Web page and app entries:
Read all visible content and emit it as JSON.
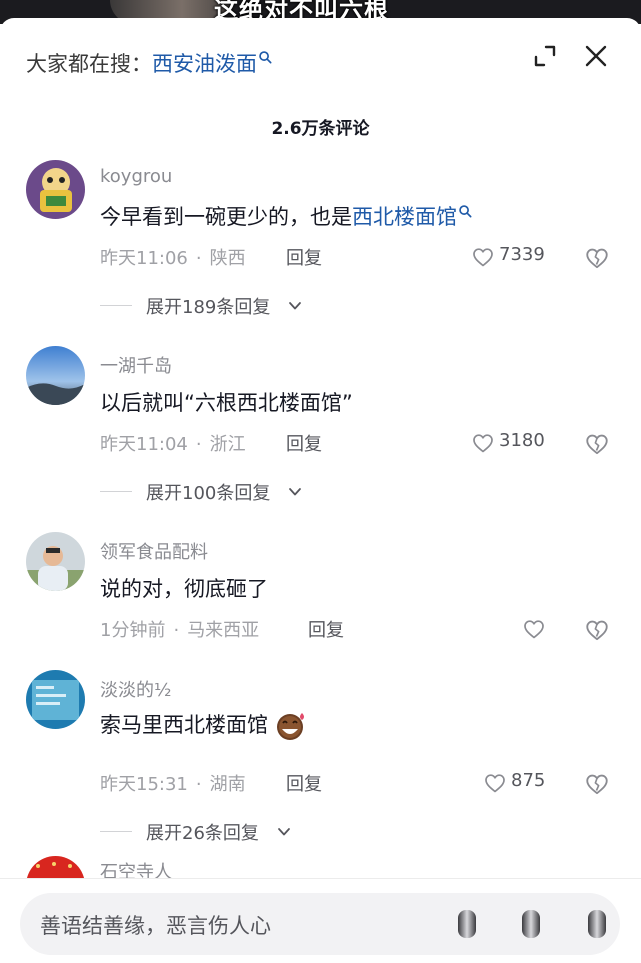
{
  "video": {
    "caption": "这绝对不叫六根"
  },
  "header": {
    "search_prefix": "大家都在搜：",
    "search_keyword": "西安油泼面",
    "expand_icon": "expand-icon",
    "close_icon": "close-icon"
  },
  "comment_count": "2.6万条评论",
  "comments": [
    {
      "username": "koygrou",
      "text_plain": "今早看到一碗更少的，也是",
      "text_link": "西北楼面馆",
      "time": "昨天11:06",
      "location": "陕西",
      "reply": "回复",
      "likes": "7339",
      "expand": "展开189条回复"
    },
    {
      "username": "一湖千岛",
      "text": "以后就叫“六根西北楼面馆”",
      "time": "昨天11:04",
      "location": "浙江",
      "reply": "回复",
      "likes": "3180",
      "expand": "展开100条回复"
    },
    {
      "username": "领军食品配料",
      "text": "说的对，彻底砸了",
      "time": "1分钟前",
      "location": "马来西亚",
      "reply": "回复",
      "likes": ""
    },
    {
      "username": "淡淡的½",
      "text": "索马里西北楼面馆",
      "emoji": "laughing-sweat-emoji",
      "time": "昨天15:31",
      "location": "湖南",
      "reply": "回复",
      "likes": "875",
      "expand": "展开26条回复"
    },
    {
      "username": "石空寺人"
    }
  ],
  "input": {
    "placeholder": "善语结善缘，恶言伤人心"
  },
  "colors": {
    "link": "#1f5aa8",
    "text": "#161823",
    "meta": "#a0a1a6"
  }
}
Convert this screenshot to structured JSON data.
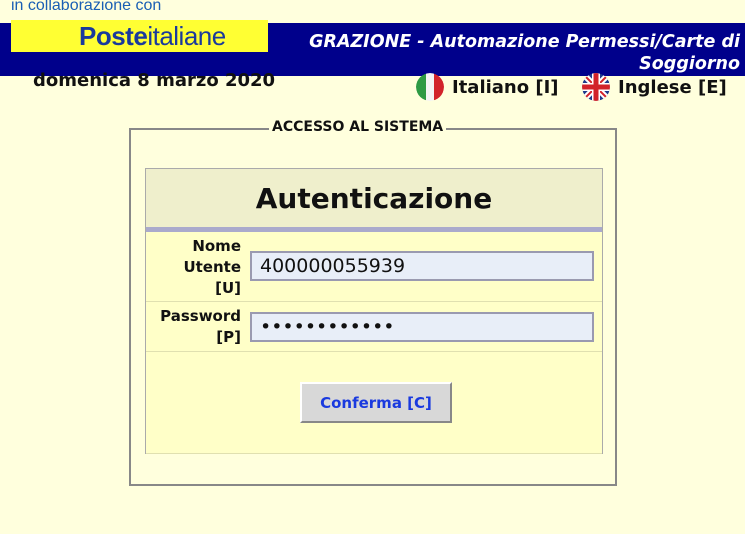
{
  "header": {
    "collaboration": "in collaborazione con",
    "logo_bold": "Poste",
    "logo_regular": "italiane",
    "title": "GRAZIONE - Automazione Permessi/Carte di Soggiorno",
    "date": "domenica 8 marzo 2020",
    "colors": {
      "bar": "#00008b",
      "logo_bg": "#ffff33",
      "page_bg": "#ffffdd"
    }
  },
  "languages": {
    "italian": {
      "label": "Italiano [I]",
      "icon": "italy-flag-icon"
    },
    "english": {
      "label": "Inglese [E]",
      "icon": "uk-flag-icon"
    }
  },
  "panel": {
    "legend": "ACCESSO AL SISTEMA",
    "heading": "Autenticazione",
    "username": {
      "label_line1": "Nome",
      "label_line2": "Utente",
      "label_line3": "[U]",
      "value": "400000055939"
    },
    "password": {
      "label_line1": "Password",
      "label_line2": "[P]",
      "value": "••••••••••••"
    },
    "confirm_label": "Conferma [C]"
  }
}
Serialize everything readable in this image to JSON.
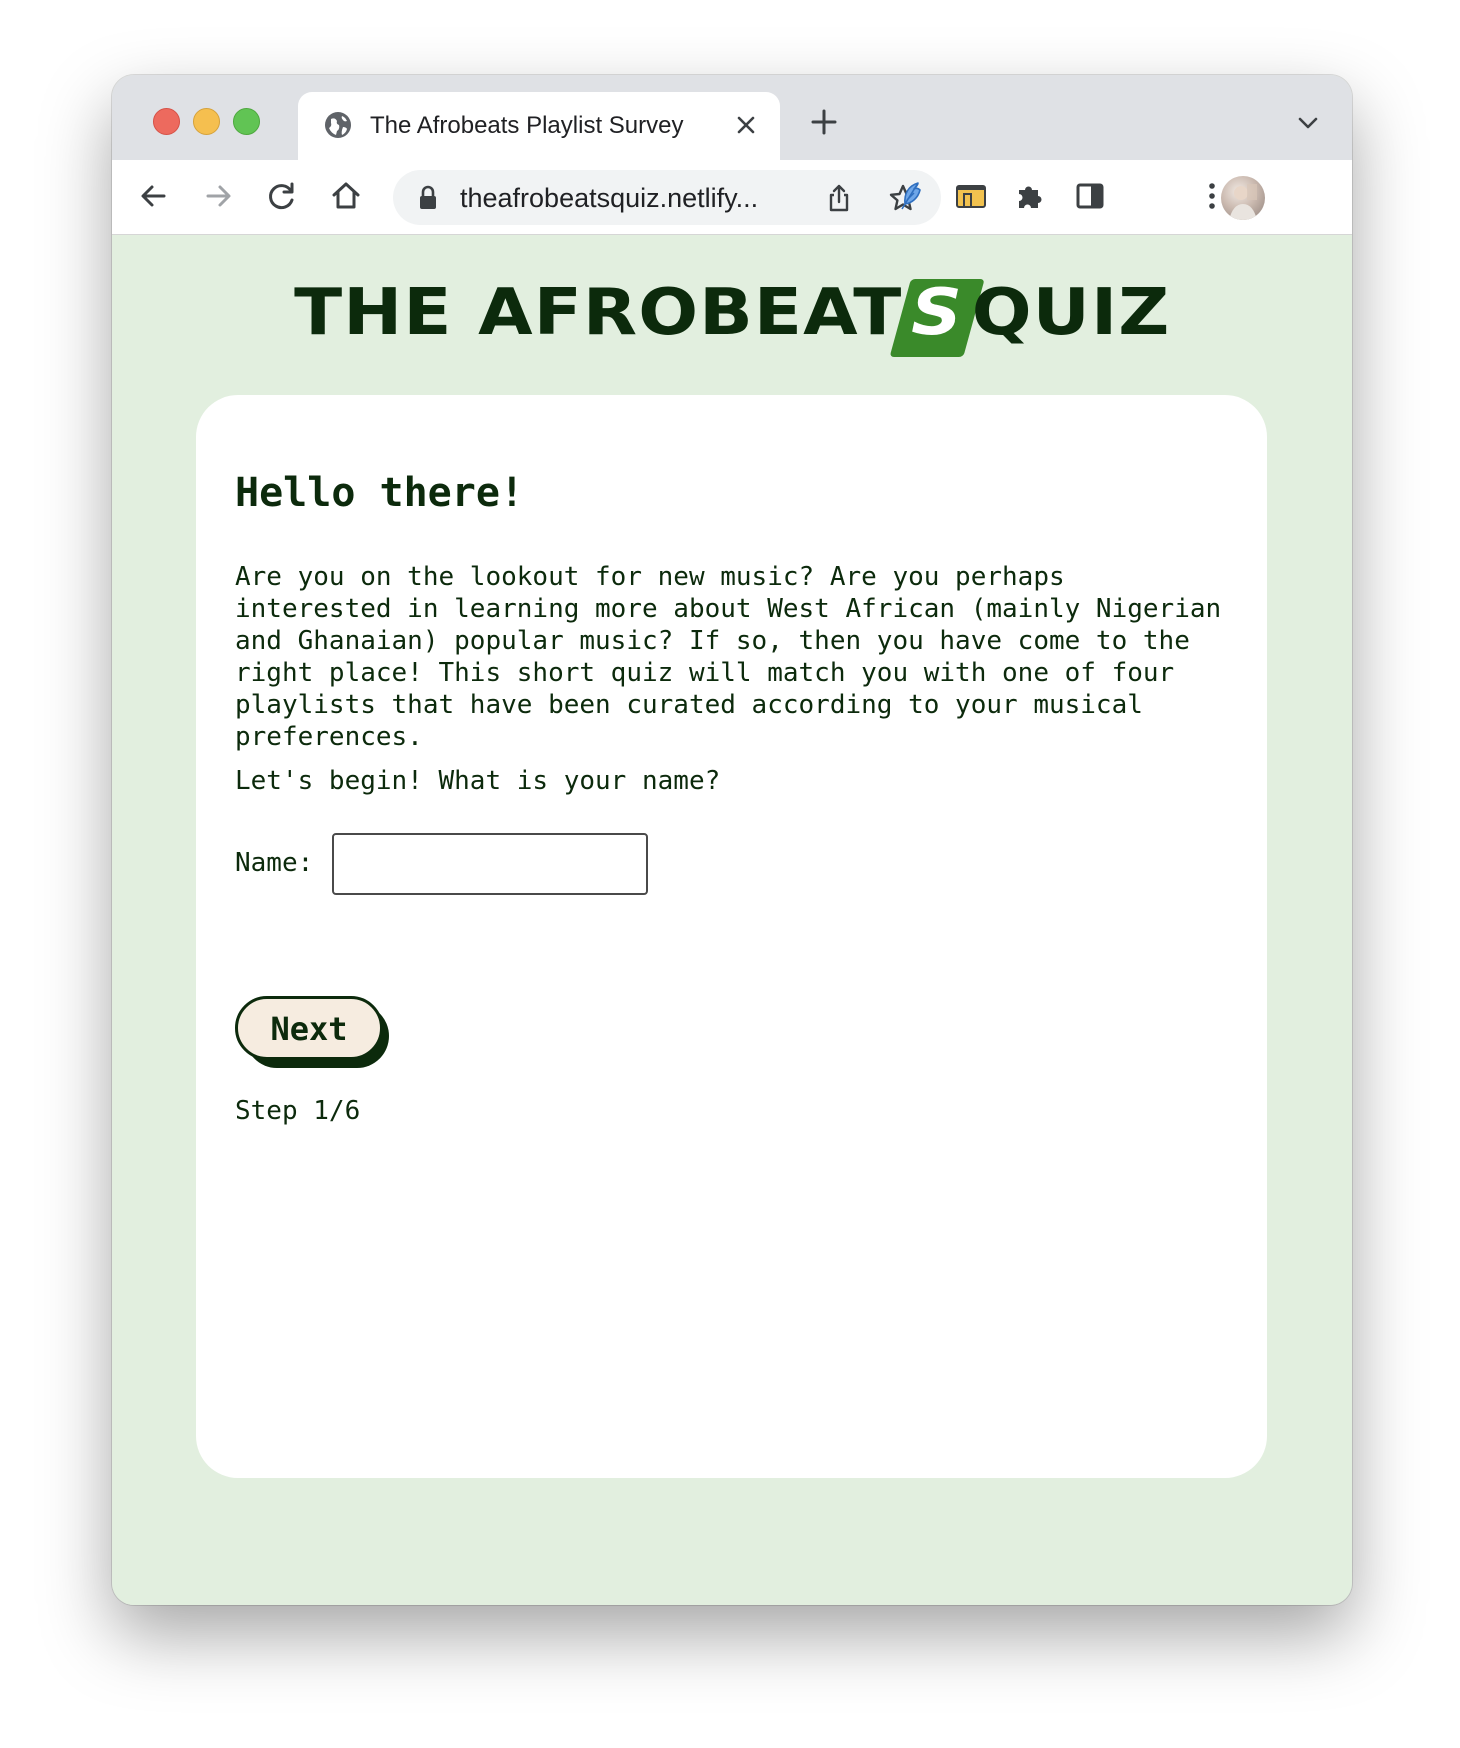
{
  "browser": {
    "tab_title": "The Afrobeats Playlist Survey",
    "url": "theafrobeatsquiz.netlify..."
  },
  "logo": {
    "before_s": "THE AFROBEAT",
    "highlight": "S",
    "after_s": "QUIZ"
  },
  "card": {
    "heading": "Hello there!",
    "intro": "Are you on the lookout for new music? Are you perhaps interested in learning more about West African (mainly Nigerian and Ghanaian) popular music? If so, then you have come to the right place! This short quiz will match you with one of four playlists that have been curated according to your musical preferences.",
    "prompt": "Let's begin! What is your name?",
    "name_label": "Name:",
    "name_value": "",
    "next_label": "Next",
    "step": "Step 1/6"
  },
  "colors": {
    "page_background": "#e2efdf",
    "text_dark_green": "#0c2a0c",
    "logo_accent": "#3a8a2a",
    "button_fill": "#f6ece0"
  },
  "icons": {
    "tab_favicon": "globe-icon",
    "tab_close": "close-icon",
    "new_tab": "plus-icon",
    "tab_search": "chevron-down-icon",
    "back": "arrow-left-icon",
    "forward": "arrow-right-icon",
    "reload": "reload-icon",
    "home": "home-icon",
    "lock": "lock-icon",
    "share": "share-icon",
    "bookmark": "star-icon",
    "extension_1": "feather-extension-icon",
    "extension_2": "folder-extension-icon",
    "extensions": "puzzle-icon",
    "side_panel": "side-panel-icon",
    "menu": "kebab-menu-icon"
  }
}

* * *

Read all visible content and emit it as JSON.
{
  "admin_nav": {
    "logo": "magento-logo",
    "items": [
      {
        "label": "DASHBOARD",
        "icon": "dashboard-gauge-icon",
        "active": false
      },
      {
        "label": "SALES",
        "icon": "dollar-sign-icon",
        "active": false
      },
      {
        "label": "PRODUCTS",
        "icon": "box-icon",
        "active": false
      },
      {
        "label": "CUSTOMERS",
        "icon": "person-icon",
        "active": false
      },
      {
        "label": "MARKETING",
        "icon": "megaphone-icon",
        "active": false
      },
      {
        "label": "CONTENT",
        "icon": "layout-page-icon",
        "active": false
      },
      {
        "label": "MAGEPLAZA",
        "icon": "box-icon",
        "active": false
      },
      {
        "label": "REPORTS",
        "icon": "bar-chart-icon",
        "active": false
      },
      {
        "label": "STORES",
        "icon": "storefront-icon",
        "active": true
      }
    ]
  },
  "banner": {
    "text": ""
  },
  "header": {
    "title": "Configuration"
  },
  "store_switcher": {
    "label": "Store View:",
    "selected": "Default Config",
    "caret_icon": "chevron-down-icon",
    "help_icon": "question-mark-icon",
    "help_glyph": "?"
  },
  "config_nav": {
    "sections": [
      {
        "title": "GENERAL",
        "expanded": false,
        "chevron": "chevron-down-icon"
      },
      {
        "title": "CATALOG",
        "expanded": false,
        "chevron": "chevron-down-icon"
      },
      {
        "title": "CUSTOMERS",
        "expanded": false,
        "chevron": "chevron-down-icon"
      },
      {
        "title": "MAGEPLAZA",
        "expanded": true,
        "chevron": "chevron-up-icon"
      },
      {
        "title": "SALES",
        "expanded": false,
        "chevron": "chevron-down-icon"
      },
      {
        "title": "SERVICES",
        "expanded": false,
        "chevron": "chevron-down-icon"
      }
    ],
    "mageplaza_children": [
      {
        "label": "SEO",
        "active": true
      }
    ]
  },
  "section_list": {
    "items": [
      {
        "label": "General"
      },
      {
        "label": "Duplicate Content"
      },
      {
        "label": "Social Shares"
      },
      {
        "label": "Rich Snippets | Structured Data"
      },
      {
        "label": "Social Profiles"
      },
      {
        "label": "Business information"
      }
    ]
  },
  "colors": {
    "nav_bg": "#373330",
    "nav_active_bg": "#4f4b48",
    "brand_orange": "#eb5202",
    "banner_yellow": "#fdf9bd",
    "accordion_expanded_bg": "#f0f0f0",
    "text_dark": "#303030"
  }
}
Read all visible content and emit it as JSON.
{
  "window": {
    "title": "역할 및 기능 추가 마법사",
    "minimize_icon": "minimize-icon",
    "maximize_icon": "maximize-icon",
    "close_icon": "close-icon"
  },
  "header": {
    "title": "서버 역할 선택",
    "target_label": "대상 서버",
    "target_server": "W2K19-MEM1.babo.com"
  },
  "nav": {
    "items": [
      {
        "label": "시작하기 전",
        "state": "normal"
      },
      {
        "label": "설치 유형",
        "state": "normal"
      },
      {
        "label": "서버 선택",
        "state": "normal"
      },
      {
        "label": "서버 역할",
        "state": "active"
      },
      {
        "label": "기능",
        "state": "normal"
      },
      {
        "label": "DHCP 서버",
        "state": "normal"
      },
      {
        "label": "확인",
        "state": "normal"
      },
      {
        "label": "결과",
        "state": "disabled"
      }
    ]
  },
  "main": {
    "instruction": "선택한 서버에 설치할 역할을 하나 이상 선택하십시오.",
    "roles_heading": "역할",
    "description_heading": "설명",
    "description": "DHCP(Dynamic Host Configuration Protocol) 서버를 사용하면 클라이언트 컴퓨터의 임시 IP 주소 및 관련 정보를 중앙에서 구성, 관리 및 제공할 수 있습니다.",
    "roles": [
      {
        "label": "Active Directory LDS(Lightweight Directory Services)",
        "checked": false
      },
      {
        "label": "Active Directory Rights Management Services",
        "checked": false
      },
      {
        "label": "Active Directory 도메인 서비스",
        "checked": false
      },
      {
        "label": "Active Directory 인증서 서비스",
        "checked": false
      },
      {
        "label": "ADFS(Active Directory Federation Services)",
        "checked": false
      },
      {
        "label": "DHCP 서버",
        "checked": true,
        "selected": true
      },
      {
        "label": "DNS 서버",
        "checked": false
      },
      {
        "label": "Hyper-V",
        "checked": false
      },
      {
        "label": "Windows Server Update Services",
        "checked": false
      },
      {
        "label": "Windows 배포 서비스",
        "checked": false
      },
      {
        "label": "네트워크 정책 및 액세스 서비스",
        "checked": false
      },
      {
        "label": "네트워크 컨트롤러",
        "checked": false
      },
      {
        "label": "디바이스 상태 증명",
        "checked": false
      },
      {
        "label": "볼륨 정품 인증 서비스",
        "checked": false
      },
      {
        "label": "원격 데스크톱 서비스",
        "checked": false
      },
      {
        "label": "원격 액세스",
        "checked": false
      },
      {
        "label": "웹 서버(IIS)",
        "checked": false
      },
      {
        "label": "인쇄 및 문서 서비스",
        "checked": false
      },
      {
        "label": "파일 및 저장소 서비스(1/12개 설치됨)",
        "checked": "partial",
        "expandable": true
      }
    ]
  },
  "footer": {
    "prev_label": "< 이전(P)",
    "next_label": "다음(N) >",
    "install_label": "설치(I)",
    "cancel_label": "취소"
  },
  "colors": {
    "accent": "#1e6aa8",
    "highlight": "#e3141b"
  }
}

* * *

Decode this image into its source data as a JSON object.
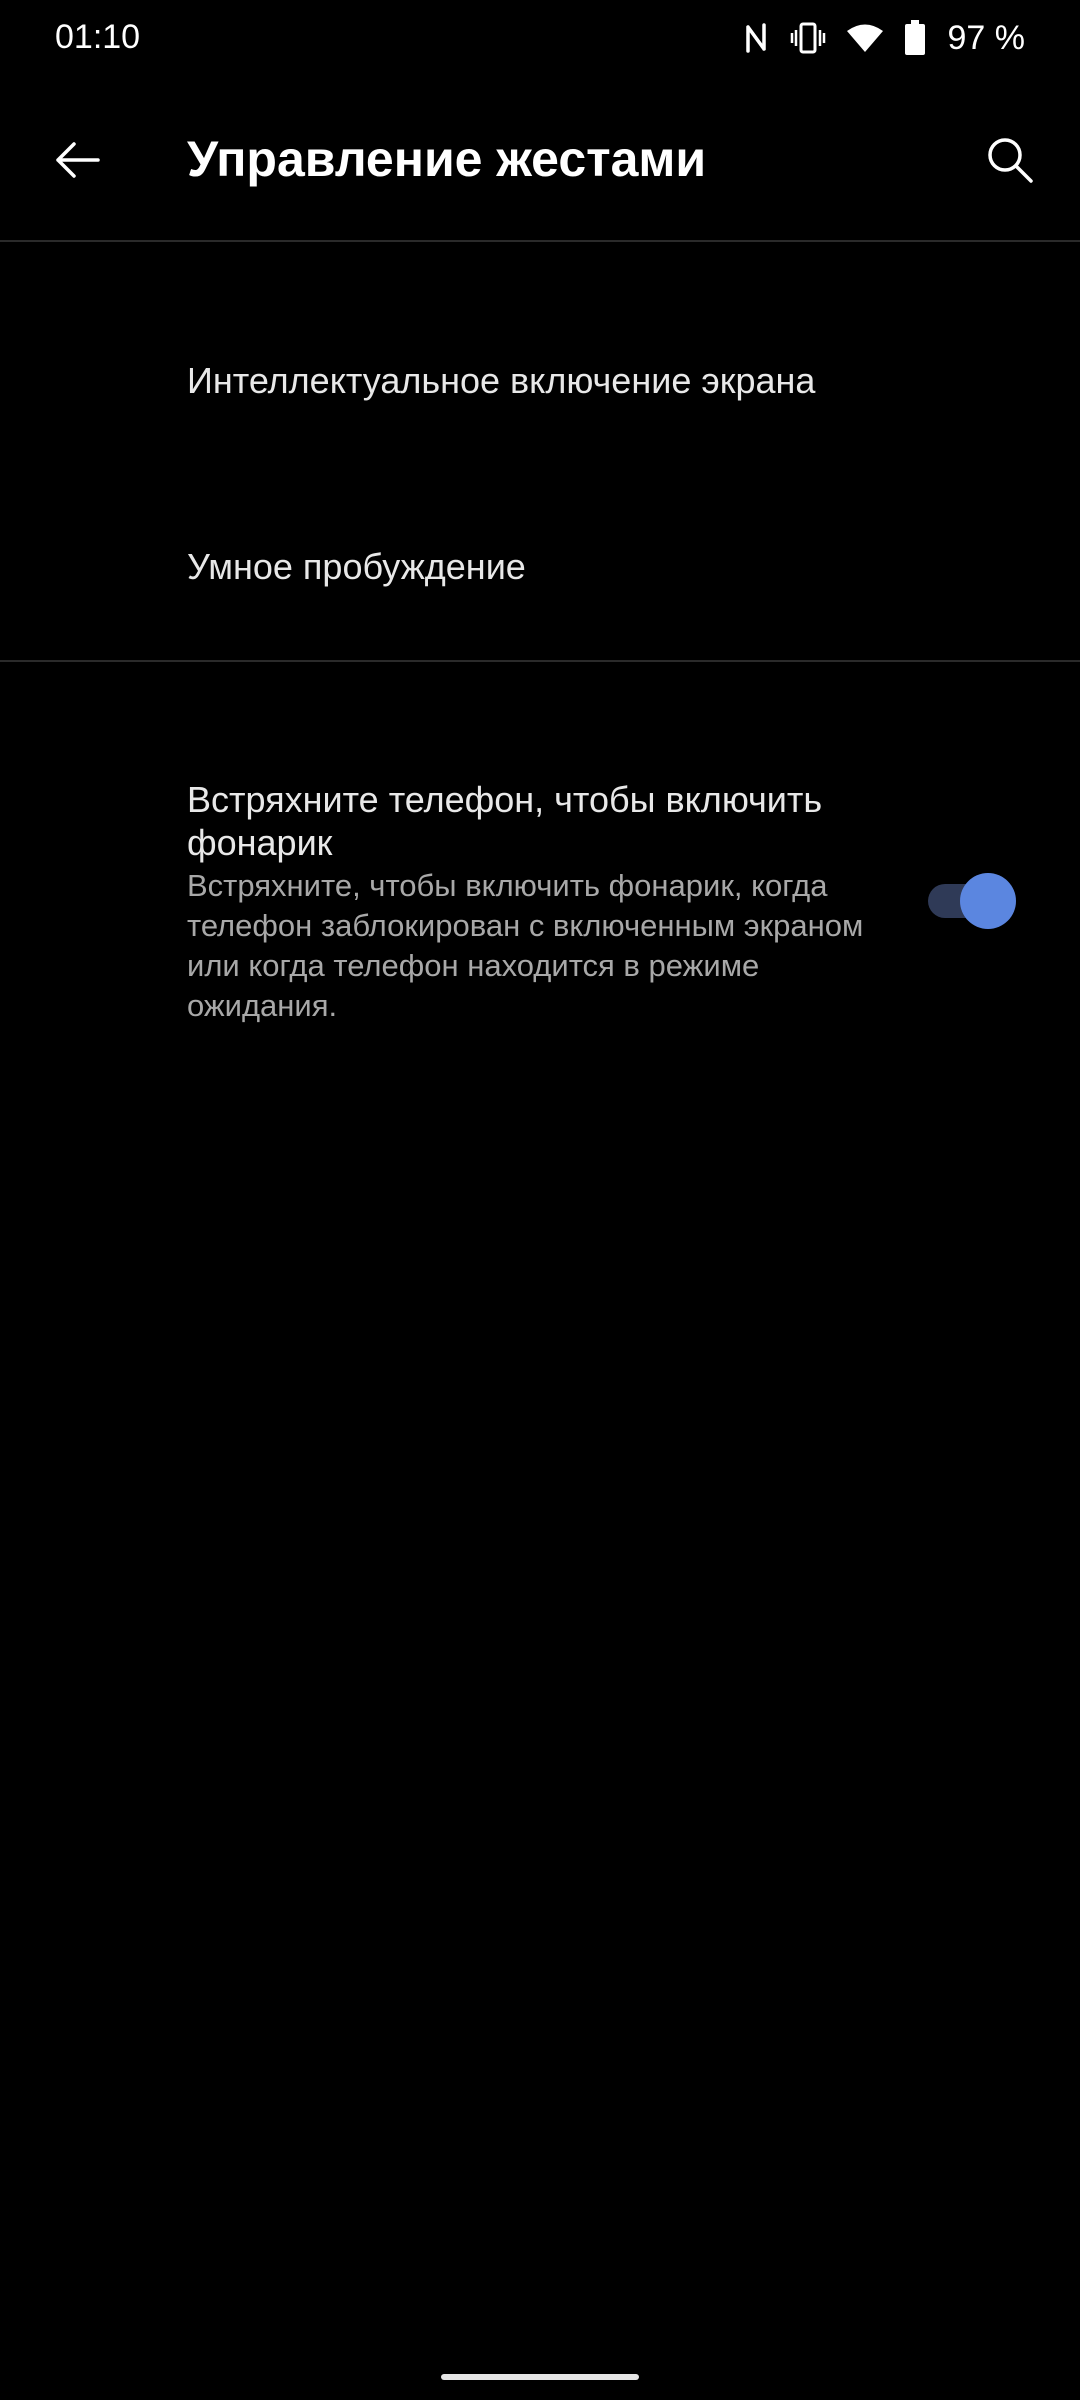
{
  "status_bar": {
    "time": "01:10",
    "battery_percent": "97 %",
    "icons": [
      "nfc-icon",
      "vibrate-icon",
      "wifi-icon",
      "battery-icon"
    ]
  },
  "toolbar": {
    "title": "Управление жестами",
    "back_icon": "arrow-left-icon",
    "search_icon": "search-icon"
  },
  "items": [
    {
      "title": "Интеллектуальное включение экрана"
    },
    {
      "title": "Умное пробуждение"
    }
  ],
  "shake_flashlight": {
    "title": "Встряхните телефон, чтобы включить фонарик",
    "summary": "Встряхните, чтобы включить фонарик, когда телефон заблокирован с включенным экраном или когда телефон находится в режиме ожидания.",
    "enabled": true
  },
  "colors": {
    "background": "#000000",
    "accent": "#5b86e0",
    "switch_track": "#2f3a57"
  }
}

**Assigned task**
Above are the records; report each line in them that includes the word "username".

**Answer to this problem**
      "username": "koygrou",
      "username": "一湖千岛",
      "username": "领军食品配料",
      "username": "淡淡的½",
      "username": "石空寺人"
    "username": {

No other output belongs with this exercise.